Instead, they added two weak defenders, Steve Nash and Antawn Jamison, to a squad that already had some age (Kobe Bryant and Ron Artest, Steve Blake) on the wings and in the backcourt.
Then, they fired Mike Brown, a defense-first coach, five games into the season, eventually replacing him with Mike D'Antoni, whose track records suggests limited interest or acumen when it comes to that side of the floor.
Well, its prize acquisition, LeBron James, had learned under Brown in Cleveland, and when he the Heat, he quickly embraced the defense-drilling mindset that Pat Riley had passed down to Erik Spoelstra.
And while Chris Bosh was average at best on defense in Toronto, he eventually started to fit comfortably into a team scheme that had hid more limited defenders (Tim Hardaway, among them) over the years.

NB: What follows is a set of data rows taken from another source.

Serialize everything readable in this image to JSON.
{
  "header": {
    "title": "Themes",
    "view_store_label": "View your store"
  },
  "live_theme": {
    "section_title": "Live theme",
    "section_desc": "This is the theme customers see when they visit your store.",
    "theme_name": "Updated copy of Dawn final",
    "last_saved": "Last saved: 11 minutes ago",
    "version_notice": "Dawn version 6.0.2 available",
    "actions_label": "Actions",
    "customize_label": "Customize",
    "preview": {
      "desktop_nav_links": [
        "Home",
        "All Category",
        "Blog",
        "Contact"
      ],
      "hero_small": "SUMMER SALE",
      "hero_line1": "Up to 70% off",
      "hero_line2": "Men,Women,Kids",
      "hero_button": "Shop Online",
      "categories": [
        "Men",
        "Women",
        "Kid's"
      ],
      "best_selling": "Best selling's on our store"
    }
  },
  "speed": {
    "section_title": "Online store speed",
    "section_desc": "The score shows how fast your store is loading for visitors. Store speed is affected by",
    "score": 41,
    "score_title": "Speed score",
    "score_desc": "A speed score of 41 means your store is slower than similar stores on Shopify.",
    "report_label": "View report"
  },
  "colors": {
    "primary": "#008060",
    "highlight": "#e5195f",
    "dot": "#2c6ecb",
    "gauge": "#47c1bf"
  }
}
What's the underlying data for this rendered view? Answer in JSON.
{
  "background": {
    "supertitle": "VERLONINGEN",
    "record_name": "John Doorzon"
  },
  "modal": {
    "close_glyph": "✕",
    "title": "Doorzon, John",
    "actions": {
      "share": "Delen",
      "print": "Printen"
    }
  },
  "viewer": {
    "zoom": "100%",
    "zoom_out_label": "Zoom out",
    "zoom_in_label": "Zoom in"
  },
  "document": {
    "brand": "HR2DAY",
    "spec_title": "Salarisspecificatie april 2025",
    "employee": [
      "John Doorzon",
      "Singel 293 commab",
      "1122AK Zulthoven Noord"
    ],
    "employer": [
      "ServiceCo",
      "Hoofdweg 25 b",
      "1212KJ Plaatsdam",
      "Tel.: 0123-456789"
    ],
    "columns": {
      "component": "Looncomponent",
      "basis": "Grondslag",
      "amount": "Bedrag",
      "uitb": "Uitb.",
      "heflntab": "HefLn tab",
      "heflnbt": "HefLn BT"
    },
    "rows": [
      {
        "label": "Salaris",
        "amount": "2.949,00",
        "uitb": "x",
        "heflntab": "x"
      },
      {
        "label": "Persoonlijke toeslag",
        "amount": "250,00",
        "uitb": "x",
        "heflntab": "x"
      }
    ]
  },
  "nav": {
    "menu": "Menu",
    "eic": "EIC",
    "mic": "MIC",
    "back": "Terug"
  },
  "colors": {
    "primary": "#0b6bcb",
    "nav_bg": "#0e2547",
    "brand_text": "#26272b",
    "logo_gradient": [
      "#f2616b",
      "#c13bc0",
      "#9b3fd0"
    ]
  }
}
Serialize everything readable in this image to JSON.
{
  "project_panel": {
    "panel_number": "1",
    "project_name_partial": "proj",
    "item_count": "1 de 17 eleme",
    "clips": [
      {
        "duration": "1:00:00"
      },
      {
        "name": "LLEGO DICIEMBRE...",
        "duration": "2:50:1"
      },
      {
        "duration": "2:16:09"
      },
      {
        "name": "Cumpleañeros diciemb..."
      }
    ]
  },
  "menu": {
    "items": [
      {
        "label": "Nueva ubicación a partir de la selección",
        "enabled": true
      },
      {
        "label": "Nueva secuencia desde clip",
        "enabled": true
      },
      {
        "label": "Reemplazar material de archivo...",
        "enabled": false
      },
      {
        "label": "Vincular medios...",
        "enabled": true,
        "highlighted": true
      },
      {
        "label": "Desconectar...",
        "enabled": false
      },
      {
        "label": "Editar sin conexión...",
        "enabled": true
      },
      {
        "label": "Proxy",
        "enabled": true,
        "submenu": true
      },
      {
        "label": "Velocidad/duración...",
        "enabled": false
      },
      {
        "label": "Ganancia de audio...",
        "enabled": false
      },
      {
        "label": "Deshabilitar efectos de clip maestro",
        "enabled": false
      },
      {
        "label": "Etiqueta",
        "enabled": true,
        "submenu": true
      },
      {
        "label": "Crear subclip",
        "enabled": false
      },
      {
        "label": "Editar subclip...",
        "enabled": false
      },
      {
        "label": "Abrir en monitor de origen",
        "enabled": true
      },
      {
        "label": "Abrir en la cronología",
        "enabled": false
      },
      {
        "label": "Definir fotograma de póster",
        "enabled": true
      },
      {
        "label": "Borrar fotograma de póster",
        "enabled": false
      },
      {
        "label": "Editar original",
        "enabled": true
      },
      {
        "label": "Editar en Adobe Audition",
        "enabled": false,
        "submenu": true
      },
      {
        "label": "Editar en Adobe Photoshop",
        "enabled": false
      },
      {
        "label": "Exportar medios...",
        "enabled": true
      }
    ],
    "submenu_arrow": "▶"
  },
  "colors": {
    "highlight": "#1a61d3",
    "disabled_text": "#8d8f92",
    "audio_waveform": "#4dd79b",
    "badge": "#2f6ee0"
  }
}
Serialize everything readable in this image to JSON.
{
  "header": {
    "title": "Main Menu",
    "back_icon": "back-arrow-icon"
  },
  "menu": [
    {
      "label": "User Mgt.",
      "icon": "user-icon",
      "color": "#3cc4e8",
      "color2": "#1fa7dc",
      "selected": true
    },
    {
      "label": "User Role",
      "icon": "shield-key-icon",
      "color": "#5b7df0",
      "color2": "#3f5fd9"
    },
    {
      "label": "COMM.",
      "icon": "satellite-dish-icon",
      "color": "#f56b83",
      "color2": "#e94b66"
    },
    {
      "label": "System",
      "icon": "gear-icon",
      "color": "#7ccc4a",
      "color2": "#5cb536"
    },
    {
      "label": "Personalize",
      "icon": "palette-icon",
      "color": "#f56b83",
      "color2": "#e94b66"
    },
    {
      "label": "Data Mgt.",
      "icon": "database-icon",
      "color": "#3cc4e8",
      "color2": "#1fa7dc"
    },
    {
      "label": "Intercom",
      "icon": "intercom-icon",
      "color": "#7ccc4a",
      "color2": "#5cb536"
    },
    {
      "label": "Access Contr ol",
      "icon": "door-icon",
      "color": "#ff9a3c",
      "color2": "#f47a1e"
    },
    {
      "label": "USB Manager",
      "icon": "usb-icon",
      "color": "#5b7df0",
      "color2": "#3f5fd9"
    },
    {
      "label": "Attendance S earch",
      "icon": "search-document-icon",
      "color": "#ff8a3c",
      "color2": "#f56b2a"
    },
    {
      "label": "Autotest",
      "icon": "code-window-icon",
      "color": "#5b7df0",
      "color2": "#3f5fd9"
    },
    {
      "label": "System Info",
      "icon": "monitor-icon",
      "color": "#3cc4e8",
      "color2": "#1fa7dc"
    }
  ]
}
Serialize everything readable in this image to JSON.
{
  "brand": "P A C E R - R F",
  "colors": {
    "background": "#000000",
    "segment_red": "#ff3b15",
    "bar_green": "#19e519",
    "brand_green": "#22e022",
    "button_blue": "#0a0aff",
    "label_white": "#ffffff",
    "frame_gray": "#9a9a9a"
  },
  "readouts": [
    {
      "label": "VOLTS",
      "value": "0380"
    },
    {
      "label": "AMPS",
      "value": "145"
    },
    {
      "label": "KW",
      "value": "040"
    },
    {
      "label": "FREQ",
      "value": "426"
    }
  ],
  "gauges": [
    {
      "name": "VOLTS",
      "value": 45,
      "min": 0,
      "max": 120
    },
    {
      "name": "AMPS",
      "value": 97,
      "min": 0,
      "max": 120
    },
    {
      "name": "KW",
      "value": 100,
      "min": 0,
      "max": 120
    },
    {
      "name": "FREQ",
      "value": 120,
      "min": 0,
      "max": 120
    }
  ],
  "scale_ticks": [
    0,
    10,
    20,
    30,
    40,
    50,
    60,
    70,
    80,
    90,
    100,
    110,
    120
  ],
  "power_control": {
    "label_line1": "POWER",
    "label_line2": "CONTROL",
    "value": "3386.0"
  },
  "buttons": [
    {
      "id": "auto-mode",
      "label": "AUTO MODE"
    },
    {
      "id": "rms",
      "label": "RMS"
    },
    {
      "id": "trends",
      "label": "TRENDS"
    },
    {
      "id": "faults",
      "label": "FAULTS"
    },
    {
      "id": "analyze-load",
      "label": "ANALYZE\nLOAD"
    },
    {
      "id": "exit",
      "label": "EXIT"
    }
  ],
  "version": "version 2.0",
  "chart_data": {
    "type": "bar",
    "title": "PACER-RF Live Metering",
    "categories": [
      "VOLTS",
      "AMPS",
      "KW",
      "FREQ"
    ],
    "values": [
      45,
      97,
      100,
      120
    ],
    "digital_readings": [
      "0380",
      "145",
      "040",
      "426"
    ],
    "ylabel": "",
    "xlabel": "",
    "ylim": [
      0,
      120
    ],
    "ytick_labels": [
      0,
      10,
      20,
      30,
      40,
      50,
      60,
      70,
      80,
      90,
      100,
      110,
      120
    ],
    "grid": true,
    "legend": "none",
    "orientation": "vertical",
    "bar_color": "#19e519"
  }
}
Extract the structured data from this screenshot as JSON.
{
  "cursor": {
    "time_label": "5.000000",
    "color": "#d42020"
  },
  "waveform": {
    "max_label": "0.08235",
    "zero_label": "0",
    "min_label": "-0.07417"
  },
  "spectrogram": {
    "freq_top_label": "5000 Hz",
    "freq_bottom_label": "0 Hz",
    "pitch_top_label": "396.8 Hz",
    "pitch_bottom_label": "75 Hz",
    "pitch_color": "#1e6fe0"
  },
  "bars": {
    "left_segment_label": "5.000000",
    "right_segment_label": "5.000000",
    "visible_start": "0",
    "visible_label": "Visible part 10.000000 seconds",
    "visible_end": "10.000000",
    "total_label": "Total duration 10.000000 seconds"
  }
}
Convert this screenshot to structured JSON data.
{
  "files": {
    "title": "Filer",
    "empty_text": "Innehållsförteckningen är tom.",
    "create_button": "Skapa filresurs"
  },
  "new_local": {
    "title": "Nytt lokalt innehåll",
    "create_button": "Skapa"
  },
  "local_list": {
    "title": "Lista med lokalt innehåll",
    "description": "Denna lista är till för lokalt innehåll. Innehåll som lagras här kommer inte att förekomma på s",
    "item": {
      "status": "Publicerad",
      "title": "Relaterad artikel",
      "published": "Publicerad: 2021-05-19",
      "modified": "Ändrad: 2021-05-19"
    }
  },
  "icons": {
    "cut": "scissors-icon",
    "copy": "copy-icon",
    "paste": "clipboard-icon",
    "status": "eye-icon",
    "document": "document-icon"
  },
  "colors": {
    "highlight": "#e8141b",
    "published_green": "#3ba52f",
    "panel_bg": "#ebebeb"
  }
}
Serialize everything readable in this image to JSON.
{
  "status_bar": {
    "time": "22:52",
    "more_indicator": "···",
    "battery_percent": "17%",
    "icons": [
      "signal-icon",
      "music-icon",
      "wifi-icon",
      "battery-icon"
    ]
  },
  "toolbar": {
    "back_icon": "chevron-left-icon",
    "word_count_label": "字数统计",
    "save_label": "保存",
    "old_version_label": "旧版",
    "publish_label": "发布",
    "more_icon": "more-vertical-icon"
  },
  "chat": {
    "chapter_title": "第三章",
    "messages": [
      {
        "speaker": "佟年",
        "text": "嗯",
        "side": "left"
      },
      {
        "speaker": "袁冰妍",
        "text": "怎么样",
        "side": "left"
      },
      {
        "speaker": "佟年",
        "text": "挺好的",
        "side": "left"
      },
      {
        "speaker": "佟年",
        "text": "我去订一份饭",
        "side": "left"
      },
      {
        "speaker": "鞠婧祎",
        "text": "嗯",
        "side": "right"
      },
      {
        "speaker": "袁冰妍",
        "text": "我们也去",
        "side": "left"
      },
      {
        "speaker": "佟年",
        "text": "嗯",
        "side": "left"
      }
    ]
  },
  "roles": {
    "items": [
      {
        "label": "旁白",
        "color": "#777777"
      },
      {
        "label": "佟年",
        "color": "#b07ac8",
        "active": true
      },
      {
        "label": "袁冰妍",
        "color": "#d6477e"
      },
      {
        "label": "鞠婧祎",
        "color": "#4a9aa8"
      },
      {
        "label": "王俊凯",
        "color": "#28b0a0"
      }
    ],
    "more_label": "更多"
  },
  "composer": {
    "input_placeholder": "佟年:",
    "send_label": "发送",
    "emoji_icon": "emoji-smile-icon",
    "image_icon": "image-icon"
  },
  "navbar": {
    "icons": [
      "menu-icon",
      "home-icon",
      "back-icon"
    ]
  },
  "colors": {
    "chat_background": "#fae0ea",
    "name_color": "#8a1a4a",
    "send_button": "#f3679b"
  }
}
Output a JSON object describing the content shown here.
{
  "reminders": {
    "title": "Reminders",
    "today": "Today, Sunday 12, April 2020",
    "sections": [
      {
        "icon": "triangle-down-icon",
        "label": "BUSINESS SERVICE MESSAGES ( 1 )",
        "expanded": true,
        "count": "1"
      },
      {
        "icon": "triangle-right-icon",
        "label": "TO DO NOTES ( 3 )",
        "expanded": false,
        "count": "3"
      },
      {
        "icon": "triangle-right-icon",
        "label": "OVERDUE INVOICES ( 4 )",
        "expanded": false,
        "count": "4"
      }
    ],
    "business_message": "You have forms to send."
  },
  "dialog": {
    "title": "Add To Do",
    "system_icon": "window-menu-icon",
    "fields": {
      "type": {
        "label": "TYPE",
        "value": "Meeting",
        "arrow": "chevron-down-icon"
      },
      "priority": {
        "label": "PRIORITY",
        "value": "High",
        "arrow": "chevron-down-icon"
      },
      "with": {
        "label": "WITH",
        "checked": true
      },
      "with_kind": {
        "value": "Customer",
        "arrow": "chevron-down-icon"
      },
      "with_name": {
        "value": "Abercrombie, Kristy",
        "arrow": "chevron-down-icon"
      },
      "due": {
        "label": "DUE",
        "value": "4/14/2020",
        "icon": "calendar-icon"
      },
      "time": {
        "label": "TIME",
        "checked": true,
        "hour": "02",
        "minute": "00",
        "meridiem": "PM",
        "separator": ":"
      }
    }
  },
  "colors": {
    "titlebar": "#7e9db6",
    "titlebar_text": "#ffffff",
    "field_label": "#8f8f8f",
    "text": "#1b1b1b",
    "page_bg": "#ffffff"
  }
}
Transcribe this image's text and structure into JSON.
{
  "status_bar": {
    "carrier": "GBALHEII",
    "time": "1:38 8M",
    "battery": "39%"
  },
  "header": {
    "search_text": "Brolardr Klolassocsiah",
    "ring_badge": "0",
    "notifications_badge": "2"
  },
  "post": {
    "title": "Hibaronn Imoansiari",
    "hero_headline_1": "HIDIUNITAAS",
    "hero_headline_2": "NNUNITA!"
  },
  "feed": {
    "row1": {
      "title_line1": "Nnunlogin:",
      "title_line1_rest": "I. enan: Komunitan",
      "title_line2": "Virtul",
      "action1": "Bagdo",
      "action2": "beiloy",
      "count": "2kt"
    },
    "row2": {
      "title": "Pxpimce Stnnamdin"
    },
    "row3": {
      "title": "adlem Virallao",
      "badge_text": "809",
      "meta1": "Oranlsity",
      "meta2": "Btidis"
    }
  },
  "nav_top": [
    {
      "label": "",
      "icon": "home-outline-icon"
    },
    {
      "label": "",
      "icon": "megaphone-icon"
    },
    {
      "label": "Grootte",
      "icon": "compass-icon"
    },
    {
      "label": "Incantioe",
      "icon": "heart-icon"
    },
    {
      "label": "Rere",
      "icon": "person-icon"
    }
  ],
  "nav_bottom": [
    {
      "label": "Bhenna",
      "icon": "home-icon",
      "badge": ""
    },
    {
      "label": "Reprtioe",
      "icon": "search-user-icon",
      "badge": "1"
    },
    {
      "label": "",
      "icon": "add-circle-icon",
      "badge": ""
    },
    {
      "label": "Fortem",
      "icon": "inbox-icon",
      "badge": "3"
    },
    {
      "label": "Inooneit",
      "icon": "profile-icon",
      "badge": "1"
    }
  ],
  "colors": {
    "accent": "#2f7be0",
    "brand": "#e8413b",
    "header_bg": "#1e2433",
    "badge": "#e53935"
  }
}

Further, Miami still had some strong defensive pieces around, such as Udonis Haslem, until he got injured, and Joel Anthony, and even Zydrunas Ilgauskas to block the occasional shot.
The Heat would finish in the top five in most defensive categories this season.
The Lakers currently rank in the bottom third in most of the same.
1. Age, Speed and Health
Kobe Bryant is 34.
Steve Nash is 38.
Ron Artest (or Metta World Peace) is 33.
Pau Gasol is 32.
Antawn Jamison is 36.
Dwight Howard is coming off major back surgery.
Should it be any surprise that members of this group have struggled to stay with quick opponents, and struggled to stay in the lineup.
Yes, the Heat had some age on their initial "Big 3" roster, in terms of role players such as Zydrunas Ilgauskas, Juwan Howard, Erick Dampier and late addition Mike Bibby, and they also had some injuries, notably to Mike Miller and Udonis Haslem.
But their three best players, LeBron James, Chris Bosh and Dwyane Wade, were all under 30 at the time, and they combined to play 232 of 246 games.
Thursday is expected to be the first time time that their starting lineup will be together under Mike D'Antoni, with Gasol and Nash having missed significant time, and Howard not looking like his old self until recently.
"A lot of stuff takes time to put together," Wade said. "This is not easy."
And it's harder if brittle bodies keep falling apart.